(Material provided Opens)

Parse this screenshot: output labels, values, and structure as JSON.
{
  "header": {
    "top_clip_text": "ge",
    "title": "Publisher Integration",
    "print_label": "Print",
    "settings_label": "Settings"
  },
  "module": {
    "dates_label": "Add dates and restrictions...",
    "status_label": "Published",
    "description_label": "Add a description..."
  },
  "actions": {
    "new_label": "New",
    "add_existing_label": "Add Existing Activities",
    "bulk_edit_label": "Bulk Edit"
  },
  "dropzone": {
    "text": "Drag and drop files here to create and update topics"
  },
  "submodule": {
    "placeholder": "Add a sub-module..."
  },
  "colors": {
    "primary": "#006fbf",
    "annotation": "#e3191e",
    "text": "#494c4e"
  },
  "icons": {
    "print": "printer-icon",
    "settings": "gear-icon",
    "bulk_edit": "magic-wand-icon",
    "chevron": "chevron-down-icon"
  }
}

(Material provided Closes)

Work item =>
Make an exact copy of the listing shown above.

Completed task =>
Parse this screenshot: output labels, values, and structure as JSON.
{
  "header": {
    "top_clip_text": "ge",
    "title": "Publisher Integration",
    "print_label": "Print",
    "settings_label": "Settings"
  },
  "module": {
    "dates_label": "Add dates and restrictions...",
    "status_label": "Published",
    "description_label": "Add a description..."
  },
  "actions": {
    "new_label": "New",
    "add_existing_label": "Add Existing Activities",
    "bulk_edit_label": "Bulk Edit"
  },
  "dropzone": {
    "text": "Drag and drop files here to create and update topics"
  },
  "submodule": {
    "placeholder": "Add a sub-module..."
  },
  "colors": {
    "primary": "#006fbf",
    "annotation": "#e3191e",
    "text": "#494c4e"
  },
  "icons": {
    "print": "printer-icon",
    "settings": "gear-icon",
    "bulk_edit": "magic-wand-icon",
    "chevron": "chevron-down-icon"
  }
}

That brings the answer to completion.